▶ _Exercise objective_
Show all lines from the listing below that contain "Görres".

•••••

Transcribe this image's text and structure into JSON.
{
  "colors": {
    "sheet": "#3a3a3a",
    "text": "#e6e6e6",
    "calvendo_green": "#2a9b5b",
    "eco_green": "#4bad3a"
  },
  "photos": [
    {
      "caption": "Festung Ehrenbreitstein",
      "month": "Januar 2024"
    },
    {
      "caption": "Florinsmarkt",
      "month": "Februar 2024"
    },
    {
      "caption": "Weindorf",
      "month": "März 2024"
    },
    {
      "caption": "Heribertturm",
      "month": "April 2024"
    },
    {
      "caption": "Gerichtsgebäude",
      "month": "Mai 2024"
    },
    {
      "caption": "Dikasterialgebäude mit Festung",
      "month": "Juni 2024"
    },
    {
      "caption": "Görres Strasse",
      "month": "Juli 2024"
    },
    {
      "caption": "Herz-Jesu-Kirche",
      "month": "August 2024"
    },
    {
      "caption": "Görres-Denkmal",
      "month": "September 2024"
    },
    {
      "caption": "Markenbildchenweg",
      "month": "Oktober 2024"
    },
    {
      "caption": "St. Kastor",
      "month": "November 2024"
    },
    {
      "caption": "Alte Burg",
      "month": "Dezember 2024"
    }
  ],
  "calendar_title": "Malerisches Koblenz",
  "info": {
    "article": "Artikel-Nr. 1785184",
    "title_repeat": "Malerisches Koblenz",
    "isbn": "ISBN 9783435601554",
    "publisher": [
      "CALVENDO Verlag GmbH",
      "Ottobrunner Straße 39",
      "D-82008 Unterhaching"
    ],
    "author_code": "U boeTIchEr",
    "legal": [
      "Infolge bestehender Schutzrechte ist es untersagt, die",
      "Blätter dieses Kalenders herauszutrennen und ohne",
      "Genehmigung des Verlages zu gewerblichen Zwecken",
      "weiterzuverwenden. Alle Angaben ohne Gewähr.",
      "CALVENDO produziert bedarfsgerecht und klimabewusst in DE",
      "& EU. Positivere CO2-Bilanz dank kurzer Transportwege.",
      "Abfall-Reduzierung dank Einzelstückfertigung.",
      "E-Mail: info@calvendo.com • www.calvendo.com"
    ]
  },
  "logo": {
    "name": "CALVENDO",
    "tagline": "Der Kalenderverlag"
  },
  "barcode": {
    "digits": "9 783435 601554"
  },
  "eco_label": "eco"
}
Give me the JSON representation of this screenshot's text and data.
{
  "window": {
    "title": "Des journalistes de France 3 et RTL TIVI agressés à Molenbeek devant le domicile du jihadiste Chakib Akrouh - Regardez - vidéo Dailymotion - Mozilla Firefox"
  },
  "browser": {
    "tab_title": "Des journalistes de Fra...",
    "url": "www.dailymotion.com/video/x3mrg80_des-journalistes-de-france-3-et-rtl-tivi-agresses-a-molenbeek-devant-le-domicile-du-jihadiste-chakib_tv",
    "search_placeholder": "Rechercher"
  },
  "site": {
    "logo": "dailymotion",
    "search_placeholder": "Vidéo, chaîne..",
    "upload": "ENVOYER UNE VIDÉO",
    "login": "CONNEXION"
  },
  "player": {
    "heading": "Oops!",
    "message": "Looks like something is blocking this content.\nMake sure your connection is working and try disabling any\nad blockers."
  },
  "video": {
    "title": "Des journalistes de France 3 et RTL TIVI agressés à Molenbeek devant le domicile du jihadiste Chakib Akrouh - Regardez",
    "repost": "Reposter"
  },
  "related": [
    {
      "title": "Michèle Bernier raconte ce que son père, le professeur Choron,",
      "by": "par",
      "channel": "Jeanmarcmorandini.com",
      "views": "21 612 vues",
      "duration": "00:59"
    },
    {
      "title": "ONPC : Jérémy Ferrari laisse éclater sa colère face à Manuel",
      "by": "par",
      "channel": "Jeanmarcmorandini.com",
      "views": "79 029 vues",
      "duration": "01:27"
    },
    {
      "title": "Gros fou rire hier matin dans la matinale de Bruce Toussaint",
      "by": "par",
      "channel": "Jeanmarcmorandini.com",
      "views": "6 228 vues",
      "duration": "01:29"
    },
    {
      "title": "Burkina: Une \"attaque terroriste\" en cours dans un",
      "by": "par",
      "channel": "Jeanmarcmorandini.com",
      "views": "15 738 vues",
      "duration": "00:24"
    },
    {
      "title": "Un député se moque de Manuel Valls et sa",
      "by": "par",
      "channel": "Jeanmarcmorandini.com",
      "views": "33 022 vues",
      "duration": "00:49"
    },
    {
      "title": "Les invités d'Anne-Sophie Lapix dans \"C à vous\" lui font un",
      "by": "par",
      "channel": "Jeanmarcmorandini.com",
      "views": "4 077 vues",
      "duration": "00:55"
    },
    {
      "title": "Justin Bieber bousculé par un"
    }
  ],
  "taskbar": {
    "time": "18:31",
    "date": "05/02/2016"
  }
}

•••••

▶ _Expected answer_
      "caption": "Görres Strasse",
      "caption": "Görres-Denkmal",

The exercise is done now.